There were many thoughtful moments last night in Anderson Cooper’s moderated town hall on the subject of suicide.
It was very moving to hear Jimmy Hatch, a Navy Seal and veteran of many firefights, talk about how “they don’t give medals” to someone for driving you to the psychiatric ward.
Men in this country, who are three-to-four times more likely than women to take their lives, need to recognize that there is nothing weak about being depressed or suicidal.
It takes strength, not weakness, to reach out to someone and to admit you need help in these situations.
And there is indeed a heroism to those who have the clairvoyance to sense when someone is in a danger zone and to help them when they are experiencing suicidal ideation.
Like Hatch’s Navy Seal buddies, my father, as I wrote in my last piece, detected something was awry with me in 1997 after he and my mother had checked me out of the USC psych ward.
Thankfully, he questioned me and made sure to stay in our hotel room, which may have saved my life, since I was thinking about jumping out of a window.
I was also moved last night by the composure of Jane Clementi, who discussed with poignancy the difficulty of “transitional” moments for people, such as when her late son, Tyler, was starting college just after coming out as gay.
Studies have shown that young people in the LGBTQ community are more likely than their peers to be bullied, including in cyberspace, and to be suicidal.

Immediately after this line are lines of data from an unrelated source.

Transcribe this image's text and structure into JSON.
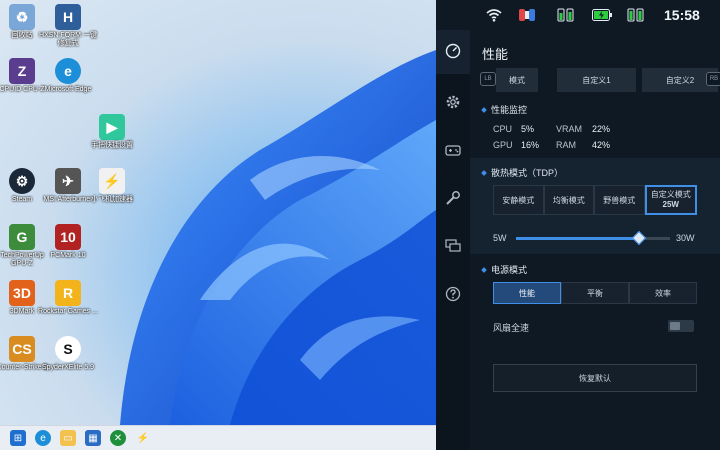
{
  "desktop": {
    "icons": [
      {
        "label": "回收站",
        "icon": "recycle-bin-icon",
        "color": "#7aa7d8"
      },
      {
        "label": "HXSN FORM 一键修复式",
        "icon": "hxsn-icon",
        "color": "#2e5f9a"
      },
      {
        "label": "CPUID CPU-Z",
        "icon": "cpuz-icon",
        "color": "#5a3d8f"
      },
      {
        "label": "Microsoft Edge",
        "icon": "edge-icon",
        "color": "#1c8fd8"
      },
      {
        "label": "手把快捷设置",
        "icon": "app-icon",
        "color": "#2fc79b"
      },
      {
        "label": "Steam",
        "icon": "steam-icon",
        "color": "#1b2838"
      },
      {
        "label": "MSI Afterburner",
        "icon": "msi-afterburner-icon",
        "color": "#555555"
      },
      {
        "label": "小飞机加速器",
        "icon": "accelerator-icon",
        "color": "#f1f1f1"
      },
      {
        "label": "TechPowerUp GPU-Z",
        "icon": "gpuz-icon",
        "color": "#3c8c3c"
      },
      {
        "label": "PCMark 10",
        "icon": "pcmark-icon",
        "color": "#b22222"
      },
      {
        "label": "3DMark",
        "icon": "3dmark-icon",
        "color": "#e2621b"
      },
      {
        "label": "Rockstar Games ...",
        "icon": "rockstar-icon",
        "color": "#f2b31b"
      },
      {
        "label": "Counter-Strike 2",
        "icon": "cs2-icon",
        "color": "#d98c1f"
      },
      {
        "label": "SpyderXElite 5.9",
        "icon": "spyder-icon",
        "color": "#ffffff"
      }
    ],
    "taskbar": [
      {
        "icon": "windows-start-icon",
        "color": "#1f6fd1"
      },
      {
        "icon": "edge-icon",
        "color": "#1c8fd8"
      },
      {
        "icon": "file-explorer-icon",
        "color": "#f2c14e"
      },
      {
        "icon": "store-icon",
        "color": "#2b6cc4"
      },
      {
        "icon": "xbox-icon",
        "color": "#1e8f3a"
      },
      {
        "icon": "app-icon",
        "color": "#333333"
      }
    ]
  },
  "status": {
    "time": "15:58"
  },
  "panel": {
    "title": "性能",
    "bumper_left": "LB",
    "bumper_right": "RB",
    "mode_tabs": [
      {
        "label": "模式",
        "active": false
      },
      {
        "label": "自定义1",
        "active": false
      },
      {
        "label": "自定义2",
        "active": false
      }
    ],
    "monitor": {
      "heading": "性能监控",
      "cpu_label": "CPU",
      "cpu_value": "5%",
      "vram_label": "VRAM",
      "vram_value": "22%",
      "gpu_label": "GPU",
      "gpu_value": "16%",
      "ram_label": "RAM",
      "ram_value": "42%"
    },
    "tdp": {
      "heading": "散热模式（TDP）",
      "options": [
        "安静模式",
        "均衡模式",
        "野兽模式"
      ],
      "custom_label": "自定义模式",
      "custom_value": "25W",
      "slider_min": "5W",
      "slider_max": "30W",
      "slider_fraction": 0.8
    },
    "power": {
      "heading": "电源模式",
      "options": [
        "性能",
        "平衡",
        "效率"
      ],
      "selected": 0
    },
    "fan": {
      "label": "风扇全速",
      "on": false
    },
    "reset_label": "恢复默认"
  },
  "colors": {
    "accent": "#3f8ee8",
    "battery_green": "#2ecc40"
  }
}
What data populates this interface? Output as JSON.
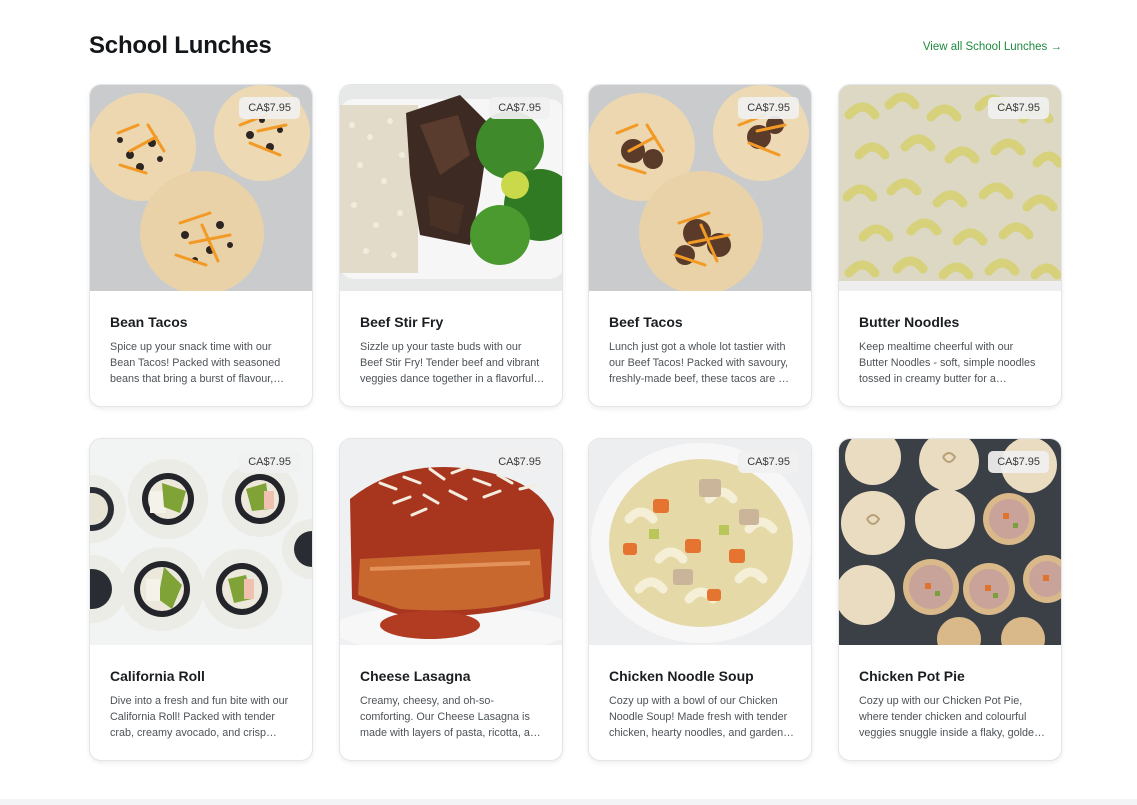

It is also true that anyone who is perceived to be different is more likely to be targeted by bullies and perhaps even to be suicidal.
I am reminded of one of the lines from Bob Dylan’s “Maggie’s Farm,” when Dylan wails, “I try my best to be just like I am, but everybody wants you to be just like them.”
Similarly, when asked what he wanted to do in his life, Dustin Hoffman’s Benjamin Braddock in The Graduate, who is alienated not only from his parents but also from his own generation, says, “I wanted to be… different.”
In my case, I have never tried, nor wanted, to be different. I have just always been different, which in the past led me to be ostracized by bullies and even bystanders, who wanted me to conform to their style.
As Mrs. Clementi said, we have to turn bystanders into “upstanders,” who intervene and speak up in those perilous situations where someone is being ridiculed, humiliated and hazed.
If not kept in check by the rule of law, kids, as well as adults, can inflict a Lord of the Flies tyranny and evil on their peers, who don’t adhere to a prescribed code.
In last night’s program, I was also heartened to hear Jordan Burnham, a young man from Philadelphia, speak about how grateful he was to be alive after surviving a plunge out of a ninth story window.
As I indicated in my last piece, 90% or so of suicidal people are “ambivalent” about taking their lives, as Dr. Edwin Shneidman, who co-founded the Suicide Prevention Center in Los Angeles, wrote in The Suicidal Mind.
Moreover, a Cal-Berkeley study showed that roughly 90% of people who attempted suicide by jumping off the Golden Gate Bridge were alive about 20 years later. All of those survivors who were alive 20 years after jumping off the bridge said that they regretted their decision essentially when they were in mid-air, on the way to the water.
These are some of the reasons why we need to make it difficult for people, who sometimes act on impulse, to take their lives.
In addition to nets and barriers on bridges, we need to keep guns out of the house; and we need another individual, a responsible party, to distribute pills to a person who might be suicidal or who takes opioids or a similarly powerful medication, on which he or she could overdose.
All of the moments and stories in last night’s town hall were compelling, but the most salient for me came early on in the program when Jessie Close, who had been suicidal decades ago and who was in the town hall audience, said that it is the “responsibility” of a suicidal person to reach out to others.
That is what Ms. Close, who has been diagnosed with bipolar disorder, did many years ago when she reached out to her sister, Glenn, much lauded for her performances as an actor in many films.
The reason why I found Jessie Close’s diction so salient is because if we are to help the suicidal person, we need him or her to understand that he or she has the power not only to get help but also to get better.
I know that some people do not like the use of the verb, “commit,” in a discussion of suicide, but I will continue to use it, not because I am trying to be provocative. Rather, I will use the word, “commit,” because, if we refer to the act as “death by suicide,” we may make the family members of the deceased feel better, but we strip away the “responsibility,” or what some clinicians refer to as “agency,” that is absolutely needed if a suicidal person is to get well.
“Death by suicide” makes it sound as if the suicidal person had no choice, that he or she was helpless to ward off the illness of depression.
In fact, we can overcome what seems to be a doomed fate and biology through the power of free will. We can harness that free will to surround ourselves with love, to avoid stressors, to work in a field that gives us satisfaction, and to reach out to others when we are not feeling safe.
Knowing that we have the power to shape our own destiny should give everyone hope.
Need help? In the U.S., call 1-800-273-8255 for the National Suicide Prevention Lifeline.